[Saved data entries]
──────────

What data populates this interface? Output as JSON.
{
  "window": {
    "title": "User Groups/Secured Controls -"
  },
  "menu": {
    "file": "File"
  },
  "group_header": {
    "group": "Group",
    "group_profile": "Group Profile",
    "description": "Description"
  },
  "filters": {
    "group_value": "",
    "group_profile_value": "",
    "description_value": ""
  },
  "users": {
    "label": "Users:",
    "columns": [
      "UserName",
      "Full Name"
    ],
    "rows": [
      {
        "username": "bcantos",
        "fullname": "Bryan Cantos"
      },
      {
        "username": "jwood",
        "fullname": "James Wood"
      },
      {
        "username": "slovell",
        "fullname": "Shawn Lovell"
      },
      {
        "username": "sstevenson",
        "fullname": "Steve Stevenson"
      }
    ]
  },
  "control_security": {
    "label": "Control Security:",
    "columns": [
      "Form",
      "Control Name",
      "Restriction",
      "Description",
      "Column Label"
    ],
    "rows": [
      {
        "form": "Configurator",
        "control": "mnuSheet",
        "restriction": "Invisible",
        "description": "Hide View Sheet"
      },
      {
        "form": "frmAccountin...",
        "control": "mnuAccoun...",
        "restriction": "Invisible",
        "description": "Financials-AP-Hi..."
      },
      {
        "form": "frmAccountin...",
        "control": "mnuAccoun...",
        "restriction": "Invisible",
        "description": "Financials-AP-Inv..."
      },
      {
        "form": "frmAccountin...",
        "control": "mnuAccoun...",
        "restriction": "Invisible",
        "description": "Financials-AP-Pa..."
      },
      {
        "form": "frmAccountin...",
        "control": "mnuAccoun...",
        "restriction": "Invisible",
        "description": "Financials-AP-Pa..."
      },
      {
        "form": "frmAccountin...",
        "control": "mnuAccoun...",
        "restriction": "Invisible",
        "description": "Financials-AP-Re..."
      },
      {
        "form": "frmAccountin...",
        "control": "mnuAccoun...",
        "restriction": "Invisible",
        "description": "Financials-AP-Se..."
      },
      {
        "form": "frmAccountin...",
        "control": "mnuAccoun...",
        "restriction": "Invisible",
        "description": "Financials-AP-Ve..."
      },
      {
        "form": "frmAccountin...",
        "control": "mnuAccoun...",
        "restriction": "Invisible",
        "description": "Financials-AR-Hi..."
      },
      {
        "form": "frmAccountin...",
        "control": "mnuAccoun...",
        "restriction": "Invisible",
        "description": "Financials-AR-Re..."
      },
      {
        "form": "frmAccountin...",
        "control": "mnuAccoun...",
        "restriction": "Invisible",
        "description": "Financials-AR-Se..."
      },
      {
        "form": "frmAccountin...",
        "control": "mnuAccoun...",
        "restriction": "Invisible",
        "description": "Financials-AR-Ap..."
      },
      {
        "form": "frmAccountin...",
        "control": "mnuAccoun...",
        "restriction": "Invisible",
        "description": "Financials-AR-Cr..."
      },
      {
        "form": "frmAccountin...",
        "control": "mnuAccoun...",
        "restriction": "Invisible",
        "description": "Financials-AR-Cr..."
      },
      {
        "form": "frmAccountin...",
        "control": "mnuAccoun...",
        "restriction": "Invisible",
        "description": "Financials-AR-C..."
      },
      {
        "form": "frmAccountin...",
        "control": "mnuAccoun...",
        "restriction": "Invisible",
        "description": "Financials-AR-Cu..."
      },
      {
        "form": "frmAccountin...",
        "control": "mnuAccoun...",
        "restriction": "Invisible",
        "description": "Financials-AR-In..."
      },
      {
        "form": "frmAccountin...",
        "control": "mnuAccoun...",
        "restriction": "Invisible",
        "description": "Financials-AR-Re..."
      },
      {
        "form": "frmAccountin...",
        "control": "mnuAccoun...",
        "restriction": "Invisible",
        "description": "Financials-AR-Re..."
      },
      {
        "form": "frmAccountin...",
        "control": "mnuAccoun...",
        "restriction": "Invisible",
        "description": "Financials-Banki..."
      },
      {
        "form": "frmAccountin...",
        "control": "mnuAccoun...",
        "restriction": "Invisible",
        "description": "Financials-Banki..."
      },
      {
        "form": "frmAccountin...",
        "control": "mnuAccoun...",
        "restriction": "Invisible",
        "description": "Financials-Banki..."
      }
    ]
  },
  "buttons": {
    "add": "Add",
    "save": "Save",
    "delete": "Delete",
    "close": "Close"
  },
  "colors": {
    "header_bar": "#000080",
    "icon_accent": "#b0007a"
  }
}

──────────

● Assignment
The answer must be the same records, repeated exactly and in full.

● Result of this task
What data populates this interface? Output as JSON.
{
  "window": {
    "title": "User Groups/Secured Controls -"
  },
  "menu": {
    "file": "File"
  },
  "group_header": {
    "group": "Group",
    "group_profile": "Group Profile",
    "description": "Description"
  },
  "filters": {
    "group_value": "",
    "group_profile_value": "",
    "description_value": ""
  },
  "users": {
    "label": "Users:",
    "columns": [
      "UserName",
      "Full Name"
    ],
    "rows": [
      {
        "username": "bcantos",
        "fullname": "Bryan Cantos"
      },
      {
        "username": "jwood",
        "fullname": "James Wood"
      },
      {
        "username": "slovell",
        "fullname": "Shawn Lovell"
      },
      {
        "username": "sstevenson",
        "fullname": "Steve Stevenson"
      }
    ]
  },
  "control_security": {
    "label": "Control Security:",
    "columns": [
      "Form",
      "Control Name",
      "Restriction",
      "Description",
      "Column Label"
    ],
    "rows": [
      {
        "form": "Configurator",
        "control": "mnuSheet",
        "restriction": "Invisible",
        "description": "Hide View Sheet"
      },
      {
        "form": "frmAccountin...",
        "control": "mnuAccoun...",
        "restriction": "Invisible",
        "description": "Financials-AP-Hi..."
      },
      {
        "form": "frmAccountin...",
        "control": "mnuAccoun...",
        "restriction": "Invisible",
        "description": "Financials-AP-Inv..."
      },
      {
        "form": "frmAccountin...",
        "control": "mnuAccoun...",
        "restriction": "Invisible",
        "description": "Financials-AP-Pa..."
      },
      {
        "form": "frmAccountin...",
        "control": "mnuAccoun...",
        "restriction": "Invisible",
        "description": "Financials-AP-Pa..."
      },
      {
        "form": "frmAccountin...",
        "control": "mnuAccoun...",
        "restriction": "Invisible",
        "description": "Financials-AP-Re..."
      },
      {
        "form": "frmAccountin...",
        "control": "mnuAccoun...",
        "restriction": "Invisible",
        "description": "Financials-AP-Se..."
      },
      {
        "form": "frmAccountin...",
        "control": "mnuAccoun...",
        "restriction": "Invisible",
        "description": "Financials-AP-Ve..."
      },
      {
        "form": "frmAccountin...",
        "control": "mnuAccoun...",
        "restriction": "Invisible",
        "description": "Financials-AR-Hi..."
      },
      {
        "form": "frmAccountin...",
        "control": "mnuAccoun...",
        "restriction": "Invisible",
        "description": "Financials-AR-Re..."
      },
      {
        "form": "frmAccountin...",
        "control": "mnuAccoun...",
        "restriction": "Invisible",
        "description": "Financials-AR-Se..."
      },
      {
        "form": "frmAccountin...",
        "control": "mnuAccoun...",
        "restriction": "Invisible",
        "description": "Financials-AR-Ap..."
      },
      {
        "form": "frmAccountin...",
        "control": "mnuAccoun...",
        "restriction": "Invisible",
        "description": "Financials-AR-Cr..."
      },
      {
        "form": "frmAccountin...",
        "control": "mnuAccoun...",
        "restriction": "Invisible",
        "description": "Financials-AR-Cr..."
      },
      {
        "form": "frmAccountin...",
        "control": "mnuAccoun...",
        "restriction": "Invisible",
        "description": "Financials-AR-C..."
      },
      {
        "form": "frmAccountin...",
        "control": "mnuAccoun...",
        "restriction": "Invisible",
        "description": "Financials-AR-Cu..."
      },
      {
        "form": "frmAccountin...",
        "control": "mnuAccoun...",
        "restriction": "Invisible",
        "description": "Financials-AR-In..."
      },
      {
        "form": "frmAccountin...",
        "control": "mnuAccoun...",
        "restriction": "Invisible",
        "description": "Financials-AR-Re..."
      },
      {
        "form": "frmAccountin...",
        "control": "mnuAccoun...",
        "restriction": "Invisible",
        "description": "Financials-AR-Re..."
      },
      {
        "form": "frmAccountin...",
        "control": "mnuAccoun...",
        "restriction": "Invisible",
        "description": "Financials-Banki..."
      },
      {
        "form": "frmAccountin...",
        "control": "mnuAccoun...",
        "restriction": "Invisible",
        "description": "Financials-Banki..."
      },
      {
        "form": "frmAccountin...",
        "control": "mnuAccoun...",
        "restriction": "Invisible",
        "description": "Financials-Banki..."
      }
    ]
  },
  "buttons": {
    "add": "Add",
    "save": "Save",
    "delete": "Delete",
    "close": "Close"
  },
  "colors": {
    "header_bar": "#000080",
    "icon_accent": "#b0007a"
  }
}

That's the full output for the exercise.